While construction workers account for just over half of these injuries, the Occupational Safety and Health Administration’s Advisory Committee for Construction Safety and Health (ACCSH) believes building-trade guidance in the use of nail guns is overdue.

Matt Gillen, Deputy Director of the National Institute for Occupational Safety and Health (NIOSH) has stated:  “With no standard other than the one on air-compressor tools in general, there’s a real information gap regarding the safe use of nail guns.”

CDC and NIOSH are bridging the gap with “Nail Gun Safety: A Guide for Construction Contractors.” Developed over the past year with the input of researchers, tool manufacturers and safety and health professionals, the Guide provides contractors with details on the causes of nail injuries and offers advice for prevention.

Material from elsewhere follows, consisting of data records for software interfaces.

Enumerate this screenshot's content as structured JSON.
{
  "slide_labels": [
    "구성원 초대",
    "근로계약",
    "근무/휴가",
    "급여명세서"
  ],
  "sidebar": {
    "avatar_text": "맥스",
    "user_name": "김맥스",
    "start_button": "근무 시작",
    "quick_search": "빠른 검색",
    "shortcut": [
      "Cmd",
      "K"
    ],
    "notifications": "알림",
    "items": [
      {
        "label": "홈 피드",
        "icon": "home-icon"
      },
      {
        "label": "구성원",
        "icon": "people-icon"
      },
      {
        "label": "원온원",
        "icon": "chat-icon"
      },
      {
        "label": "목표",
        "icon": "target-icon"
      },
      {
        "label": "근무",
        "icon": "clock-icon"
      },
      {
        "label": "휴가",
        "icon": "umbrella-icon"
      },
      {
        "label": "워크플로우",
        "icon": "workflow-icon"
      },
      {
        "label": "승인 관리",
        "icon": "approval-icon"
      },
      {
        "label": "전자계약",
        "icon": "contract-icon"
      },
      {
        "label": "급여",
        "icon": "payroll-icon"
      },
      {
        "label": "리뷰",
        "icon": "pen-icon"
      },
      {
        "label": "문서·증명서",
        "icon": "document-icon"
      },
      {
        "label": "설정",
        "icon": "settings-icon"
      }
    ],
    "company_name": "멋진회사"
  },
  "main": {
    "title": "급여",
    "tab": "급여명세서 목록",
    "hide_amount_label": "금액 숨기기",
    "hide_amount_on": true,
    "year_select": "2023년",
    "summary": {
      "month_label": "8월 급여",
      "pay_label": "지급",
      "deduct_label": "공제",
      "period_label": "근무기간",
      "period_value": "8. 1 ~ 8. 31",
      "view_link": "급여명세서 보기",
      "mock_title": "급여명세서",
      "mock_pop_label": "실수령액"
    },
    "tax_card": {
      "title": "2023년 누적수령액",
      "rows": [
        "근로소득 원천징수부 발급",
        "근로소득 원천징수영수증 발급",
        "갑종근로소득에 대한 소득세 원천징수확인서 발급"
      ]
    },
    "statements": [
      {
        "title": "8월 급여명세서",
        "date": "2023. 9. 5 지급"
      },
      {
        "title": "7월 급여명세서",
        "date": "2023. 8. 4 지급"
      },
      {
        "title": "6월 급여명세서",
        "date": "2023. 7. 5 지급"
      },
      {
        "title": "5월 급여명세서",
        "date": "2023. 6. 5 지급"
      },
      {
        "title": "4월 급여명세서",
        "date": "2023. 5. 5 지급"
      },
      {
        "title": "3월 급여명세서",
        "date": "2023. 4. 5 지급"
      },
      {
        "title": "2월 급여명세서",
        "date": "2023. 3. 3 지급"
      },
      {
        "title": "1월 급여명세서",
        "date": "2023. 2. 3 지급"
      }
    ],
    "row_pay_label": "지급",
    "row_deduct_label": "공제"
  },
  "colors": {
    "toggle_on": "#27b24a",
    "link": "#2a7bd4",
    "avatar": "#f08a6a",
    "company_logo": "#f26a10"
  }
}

Consultants recommend the use of sequential triggers instead of contact triggers.  A sequential trigger fires a nail only when the gun’s controls—usually a safety tip and trigger—are activated in a certain order.  Because a contact trigger fires in any order, it is susceptible to “bump-firing” and double firing, especially when users are trying to place the nail gun accurately against the work piece.  This dangerous practice has been found to double the risk of injury compared with full-sequential type triggers.  “The full-sequential trigger is the safest one to use in most situations, especially for framing and other tasks where pieces need to be held together by hand,” Gillen said.

The guide can be found online at It is likely plaintiffs’ counsel will use the guide as a benchmark of good custom and practice in the residential construction industry in those circumstances where workers are injured and they and/or their employer are not following the practices suggested in the guide.